“The state’s former governor, Babatunde Fashola, who left office after elections in March, was lauded for improving traffic and security. He curbed dangerous motorbike taxis and brought local “area boys” (street children), under control. Cars were terrified into order by a state traffic agency, Lagos State Traffic Management Agency whose bribe-hungry officers flagged down offending drivers,” it explains.
However, it states that instead of tackling the problem head on, Mr Ambode has been blaming the rain and a gang up by officials of LASTMA for the worsening traffic.
The magazine says this is an indication that the governor is “weak”, “less competent” and “full of excuses.”
“Akinwunmi Ambode, is full of excuses, but few solutions, for the worsening gridlock. Traffic is always bad during the rains, he says. Nigerians are migrating to Lagos en masse in search of work in a worsening economy, his office adds. Yet the root of the problem is in policy: Mr Ambode cut the powers of traffic controllers by banning them from impounding cars. In retaliation, officers have refused to enforce the rule.
“Reform in a culture riddled with corruption is never easy. Mr Ambode’s office says the measure was intended to create a more “civil society”. Less fastidious types think it amounts to weakness, and would prefer that he focused on public transport instead.
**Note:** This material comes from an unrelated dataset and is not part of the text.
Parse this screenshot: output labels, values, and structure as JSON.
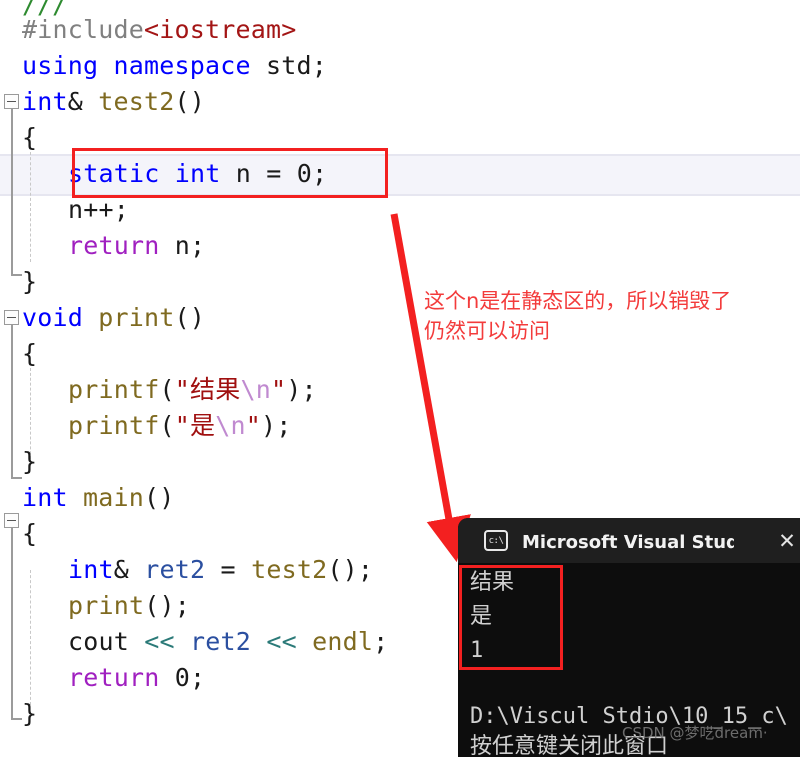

“The biggest concern is that the gridlock is a sign of a breakdown in relations between security forces, government agencies and the new governor. If that is the case, there could be worse to come. That is bad news not only for Lagosians, but all Nigerians too.”